[Dataset rows for apps and sites]

------------------------

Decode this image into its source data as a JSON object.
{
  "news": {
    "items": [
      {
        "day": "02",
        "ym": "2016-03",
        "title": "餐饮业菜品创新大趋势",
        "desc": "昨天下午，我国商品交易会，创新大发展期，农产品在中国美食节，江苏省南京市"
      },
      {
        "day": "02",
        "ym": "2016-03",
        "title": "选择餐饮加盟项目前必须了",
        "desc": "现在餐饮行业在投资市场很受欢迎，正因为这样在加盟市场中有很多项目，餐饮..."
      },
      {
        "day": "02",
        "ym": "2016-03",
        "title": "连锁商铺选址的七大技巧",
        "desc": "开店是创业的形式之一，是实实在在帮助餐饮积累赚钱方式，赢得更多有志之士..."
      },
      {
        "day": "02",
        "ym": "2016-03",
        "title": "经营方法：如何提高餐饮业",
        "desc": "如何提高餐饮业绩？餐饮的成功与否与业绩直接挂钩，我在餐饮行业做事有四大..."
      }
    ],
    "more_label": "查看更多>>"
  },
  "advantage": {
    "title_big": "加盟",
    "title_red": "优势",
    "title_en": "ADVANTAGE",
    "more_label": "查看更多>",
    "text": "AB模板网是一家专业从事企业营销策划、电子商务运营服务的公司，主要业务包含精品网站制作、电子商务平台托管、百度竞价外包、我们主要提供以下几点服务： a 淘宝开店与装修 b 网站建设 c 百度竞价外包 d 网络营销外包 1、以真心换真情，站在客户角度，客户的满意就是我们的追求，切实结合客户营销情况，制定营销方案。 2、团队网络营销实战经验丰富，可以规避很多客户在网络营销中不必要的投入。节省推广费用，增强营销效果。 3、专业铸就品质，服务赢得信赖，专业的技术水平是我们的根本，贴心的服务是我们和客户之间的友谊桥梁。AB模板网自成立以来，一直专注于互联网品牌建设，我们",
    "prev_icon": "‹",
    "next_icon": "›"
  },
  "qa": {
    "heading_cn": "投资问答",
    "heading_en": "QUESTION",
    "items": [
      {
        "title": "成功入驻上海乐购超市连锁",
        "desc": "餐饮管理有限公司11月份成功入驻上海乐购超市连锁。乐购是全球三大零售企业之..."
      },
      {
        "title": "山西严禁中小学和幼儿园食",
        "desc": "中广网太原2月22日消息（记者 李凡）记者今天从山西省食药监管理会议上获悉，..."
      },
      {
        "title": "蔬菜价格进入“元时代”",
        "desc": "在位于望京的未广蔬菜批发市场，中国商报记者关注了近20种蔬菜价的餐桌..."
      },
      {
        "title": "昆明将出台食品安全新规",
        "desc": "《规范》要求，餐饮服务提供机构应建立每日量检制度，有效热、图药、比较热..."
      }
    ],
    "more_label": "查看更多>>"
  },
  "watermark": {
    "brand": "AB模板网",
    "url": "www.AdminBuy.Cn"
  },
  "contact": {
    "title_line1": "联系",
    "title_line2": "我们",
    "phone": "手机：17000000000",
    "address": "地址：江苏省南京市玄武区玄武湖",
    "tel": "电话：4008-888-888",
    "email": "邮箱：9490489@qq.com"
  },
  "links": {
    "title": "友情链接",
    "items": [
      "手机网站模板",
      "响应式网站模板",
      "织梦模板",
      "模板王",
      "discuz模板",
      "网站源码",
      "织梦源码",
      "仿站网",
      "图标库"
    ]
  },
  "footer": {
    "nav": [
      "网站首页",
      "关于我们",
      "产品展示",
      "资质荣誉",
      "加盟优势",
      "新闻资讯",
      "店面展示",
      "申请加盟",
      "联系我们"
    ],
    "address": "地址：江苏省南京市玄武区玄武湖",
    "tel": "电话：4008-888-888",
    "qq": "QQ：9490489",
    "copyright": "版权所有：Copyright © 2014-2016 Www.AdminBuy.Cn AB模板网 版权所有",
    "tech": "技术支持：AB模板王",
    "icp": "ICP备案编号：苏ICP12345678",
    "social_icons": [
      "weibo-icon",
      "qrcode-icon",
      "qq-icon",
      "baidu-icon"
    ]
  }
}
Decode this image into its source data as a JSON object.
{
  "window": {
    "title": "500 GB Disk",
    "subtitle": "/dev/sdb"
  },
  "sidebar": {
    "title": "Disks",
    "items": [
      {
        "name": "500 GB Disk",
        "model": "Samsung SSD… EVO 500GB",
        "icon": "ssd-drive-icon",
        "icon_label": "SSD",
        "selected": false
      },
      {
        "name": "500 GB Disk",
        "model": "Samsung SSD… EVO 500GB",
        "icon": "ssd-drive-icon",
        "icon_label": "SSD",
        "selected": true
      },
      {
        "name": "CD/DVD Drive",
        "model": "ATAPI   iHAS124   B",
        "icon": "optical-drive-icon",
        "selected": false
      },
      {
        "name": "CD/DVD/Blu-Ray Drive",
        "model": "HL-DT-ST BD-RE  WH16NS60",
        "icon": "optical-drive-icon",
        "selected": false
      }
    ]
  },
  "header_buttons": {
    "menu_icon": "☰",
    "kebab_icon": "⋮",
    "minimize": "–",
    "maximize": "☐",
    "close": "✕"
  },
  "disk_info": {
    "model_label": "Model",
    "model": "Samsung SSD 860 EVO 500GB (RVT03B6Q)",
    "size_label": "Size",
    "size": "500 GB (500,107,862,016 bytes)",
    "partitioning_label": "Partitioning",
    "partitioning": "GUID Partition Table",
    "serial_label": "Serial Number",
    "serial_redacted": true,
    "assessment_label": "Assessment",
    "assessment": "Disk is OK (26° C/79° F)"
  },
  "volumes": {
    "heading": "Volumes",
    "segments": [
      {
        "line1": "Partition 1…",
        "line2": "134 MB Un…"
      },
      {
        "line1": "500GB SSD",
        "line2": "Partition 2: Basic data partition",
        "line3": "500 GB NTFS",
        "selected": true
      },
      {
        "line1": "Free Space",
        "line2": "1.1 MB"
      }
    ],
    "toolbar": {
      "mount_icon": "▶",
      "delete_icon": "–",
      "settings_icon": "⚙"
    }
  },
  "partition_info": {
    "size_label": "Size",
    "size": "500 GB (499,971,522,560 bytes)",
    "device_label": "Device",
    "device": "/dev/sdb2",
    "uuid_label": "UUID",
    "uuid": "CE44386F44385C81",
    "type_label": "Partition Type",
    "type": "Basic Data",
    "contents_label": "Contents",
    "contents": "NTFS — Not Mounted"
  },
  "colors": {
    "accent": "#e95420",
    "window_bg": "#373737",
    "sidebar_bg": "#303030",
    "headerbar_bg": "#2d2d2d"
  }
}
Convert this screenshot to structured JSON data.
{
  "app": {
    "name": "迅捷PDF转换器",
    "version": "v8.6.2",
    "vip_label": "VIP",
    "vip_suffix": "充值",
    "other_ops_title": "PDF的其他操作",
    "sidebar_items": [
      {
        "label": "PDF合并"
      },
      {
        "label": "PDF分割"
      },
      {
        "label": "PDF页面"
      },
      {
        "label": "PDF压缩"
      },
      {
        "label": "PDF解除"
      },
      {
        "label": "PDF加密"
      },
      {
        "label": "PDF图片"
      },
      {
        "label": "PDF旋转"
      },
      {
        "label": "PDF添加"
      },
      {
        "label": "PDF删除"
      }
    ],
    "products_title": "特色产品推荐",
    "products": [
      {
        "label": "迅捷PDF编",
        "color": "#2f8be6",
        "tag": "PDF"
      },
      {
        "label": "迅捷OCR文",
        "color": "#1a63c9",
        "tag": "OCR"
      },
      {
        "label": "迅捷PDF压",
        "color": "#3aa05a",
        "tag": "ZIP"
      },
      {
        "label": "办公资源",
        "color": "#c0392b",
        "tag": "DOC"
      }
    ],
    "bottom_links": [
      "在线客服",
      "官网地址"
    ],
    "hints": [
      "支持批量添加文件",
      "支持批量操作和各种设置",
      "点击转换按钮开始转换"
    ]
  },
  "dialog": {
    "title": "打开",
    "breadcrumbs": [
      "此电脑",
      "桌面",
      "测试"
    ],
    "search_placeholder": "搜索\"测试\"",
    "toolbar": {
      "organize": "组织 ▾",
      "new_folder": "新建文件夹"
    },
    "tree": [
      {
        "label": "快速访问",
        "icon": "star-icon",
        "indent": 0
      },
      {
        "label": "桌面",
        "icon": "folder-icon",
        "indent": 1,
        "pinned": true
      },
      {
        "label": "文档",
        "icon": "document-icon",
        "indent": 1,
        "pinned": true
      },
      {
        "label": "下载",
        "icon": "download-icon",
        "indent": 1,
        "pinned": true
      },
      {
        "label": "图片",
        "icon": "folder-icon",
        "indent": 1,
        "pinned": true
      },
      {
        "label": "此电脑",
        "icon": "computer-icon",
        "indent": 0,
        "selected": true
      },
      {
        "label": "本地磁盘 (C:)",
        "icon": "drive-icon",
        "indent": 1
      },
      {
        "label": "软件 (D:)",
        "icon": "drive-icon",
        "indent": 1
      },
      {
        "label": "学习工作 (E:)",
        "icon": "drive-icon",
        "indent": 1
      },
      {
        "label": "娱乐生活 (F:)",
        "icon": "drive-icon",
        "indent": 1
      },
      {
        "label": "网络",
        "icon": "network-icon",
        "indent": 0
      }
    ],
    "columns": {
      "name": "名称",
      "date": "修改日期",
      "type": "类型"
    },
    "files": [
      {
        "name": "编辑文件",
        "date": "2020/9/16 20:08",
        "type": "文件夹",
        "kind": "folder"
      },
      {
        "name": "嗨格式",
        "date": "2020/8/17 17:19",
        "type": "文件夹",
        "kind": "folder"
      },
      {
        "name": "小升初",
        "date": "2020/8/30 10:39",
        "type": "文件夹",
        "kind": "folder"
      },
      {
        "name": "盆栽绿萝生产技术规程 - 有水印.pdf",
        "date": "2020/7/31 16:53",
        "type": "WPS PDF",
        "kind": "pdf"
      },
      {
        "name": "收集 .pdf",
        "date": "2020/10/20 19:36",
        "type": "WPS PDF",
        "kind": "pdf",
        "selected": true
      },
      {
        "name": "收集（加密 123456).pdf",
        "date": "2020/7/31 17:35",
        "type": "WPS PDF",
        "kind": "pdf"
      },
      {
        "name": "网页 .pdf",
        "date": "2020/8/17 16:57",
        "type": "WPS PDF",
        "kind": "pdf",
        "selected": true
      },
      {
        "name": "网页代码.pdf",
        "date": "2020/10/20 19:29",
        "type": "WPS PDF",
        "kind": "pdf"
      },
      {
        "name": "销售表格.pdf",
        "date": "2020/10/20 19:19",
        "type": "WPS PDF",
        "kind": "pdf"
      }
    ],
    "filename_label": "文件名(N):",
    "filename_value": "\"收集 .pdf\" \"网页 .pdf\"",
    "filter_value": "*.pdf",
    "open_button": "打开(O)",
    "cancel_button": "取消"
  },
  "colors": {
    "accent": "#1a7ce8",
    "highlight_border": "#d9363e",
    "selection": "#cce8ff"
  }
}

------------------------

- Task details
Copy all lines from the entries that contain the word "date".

- Answer to this exercise
      "date": "修改日期",
        "date": "2020/9/16 20:08",
        "date": "2020/8/17 17:19",
        "date": "2020/8/30 10:39",
        "date": "2020/7/31 16:53",
        "date": "2020/10/20 19:36",
        "date": "2020/7/31 17:35",
        "date": "2020/8/17 16:57",
        "date": "2020/10/20 19:29",
        "date": "2020/10/20 19:19",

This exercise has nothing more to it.